1975 Leoville Las Cases
67% Cabernet Sauvignon, 17% Merlot, 13% Cabernet Franc, 3% Petit Verdot
Well reviewed by Jancis Robinson, Clive Coates and Robert Parker. They all agree it’s a good wine. Very fine, in fact.
The wine is remarkably elegant with integrated cassis character. The oak is a lot more cedar than vanilla. There is a youthful quality to the wine and it’s shocking that there’s still fruit present. The fruit is initially blanketed by TCA and there’s some brett on the palate. Sage and eucalyptus round out the experience. This wine is peaking for an old wine even with all its faults.
1975 Ch Lynch Bages
70% Cabernet Sauvignon, 15% Merlot, 10% Cabernet Franc, 5% Petit Verdot
When tasted in the 90s the wine was rich, fat, concentrated.
Sadly this wine is definitely starting to show its age. For the MWs in the group there was nothing but wet rot, cork and old sack.

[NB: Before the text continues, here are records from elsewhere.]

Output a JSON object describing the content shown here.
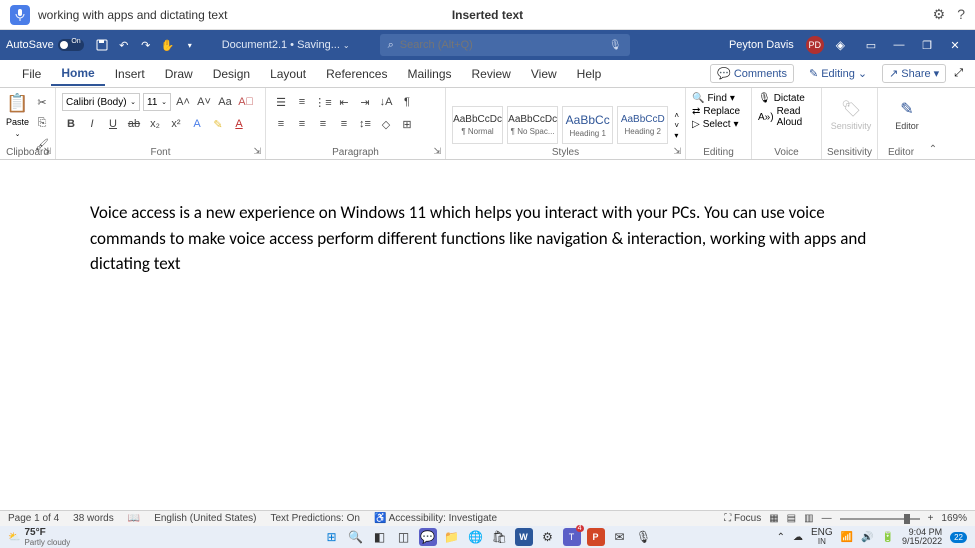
{
  "voice_bar": {
    "dictation_text": "working with apps and dictating text",
    "status": "Inserted text"
  },
  "title_bar": {
    "autosave_label": "AutoSave",
    "autosave_on": "On",
    "doc_name": "Document2.1 • Saving...",
    "search_placeholder": "Search (Alt+Q)",
    "user_name": "Peyton Davis",
    "user_initials": "PD"
  },
  "tabs": [
    "File",
    "Home",
    "Insert",
    "Draw",
    "Design",
    "Layout",
    "References",
    "Mailings",
    "Review",
    "View",
    "Help"
  ],
  "tabs_right": {
    "comments": "Comments",
    "editing": "Editing",
    "share": "Share"
  },
  "ribbon": {
    "clipboard": {
      "paste": "Paste",
      "label": "Clipboard"
    },
    "font": {
      "name": "Calibri (Body)",
      "size": "11",
      "label": "Font"
    },
    "paragraph": {
      "label": "Paragraph"
    },
    "styles": {
      "label": "Styles",
      "items": [
        {
          "preview": "AaBbCcDc",
          "name": "¶ Normal"
        },
        {
          "preview": "AaBbCcDc",
          "name": "¶ No Spac..."
        },
        {
          "preview": "AaBbCc",
          "name": "Heading 1"
        },
        {
          "preview": "AaBbCcD",
          "name": "Heading 2"
        }
      ]
    },
    "editing": {
      "find": "Find",
      "replace": "Replace",
      "select": "Select",
      "label": "Editing"
    },
    "voice": {
      "dictate": "Dictate",
      "read": "Read Aloud",
      "label": "Voice"
    },
    "sensitivity": {
      "btn": "Sensitivity",
      "label": "Sensitivity"
    },
    "editor": {
      "btn": "Editor",
      "label": "Editor"
    }
  },
  "document": {
    "body": "Voice access is a new experience on Windows 11 which helps you interact with your PCs. You can use voice commands to make voice access perform different functions like navigation & interaction, working with apps and dictating text"
  },
  "status": {
    "page": "Page 1 of 4",
    "words": "38 words",
    "lang": "English (United States)",
    "predictions": "Text Predictions: On",
    "accessibility": "Accessibility: Investigate",
    "focus": "Focus",
    "zoom": "169%"
  },
  "taskbar": {
    "temp": "75°F",
    "weather": "Partly cloudy",
    "lang1": "ENG",
    "lang2": "IN",
    "time": "9:04 PM",
    "date": "9/15/2022",
    "notif": "22"
  }
}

To be fair there was a dusty, chalky, corky, slightly soapy finish on the wine. Fruit was faded and there was something of a dusty smell. But there was also pleasant cinnamon spice and nutmeg with some liquorice and more cinnamon. Coffee and cocoa come through on the palate along with a leafy sage quality. So, old it may be but it’s not entirely dead.
1975 Ch Montrose
65% Cabernet Sauvignon, 25% Merlot, 10% Cabernet Sauvignon
Jancis Robinson has this wine as ‘very impressive’, Clive Coates is less complimentary in his review of ‘not really much class or generosity’ and Robert Parker in 1996 says this ‘behemoth’ is in need of further cellaring.
I would call it sophisticated and powerful. Big and deep in colour with still plenty of fruit. Very plummy, browning of course. Decaying black roses, rather big on tar with plenty of cedar and spearmint. The complexity of the wine deepens in showing graphite, cassis and blackberries. The acid peaks out slightly but for the most part this wine still has a lot to offer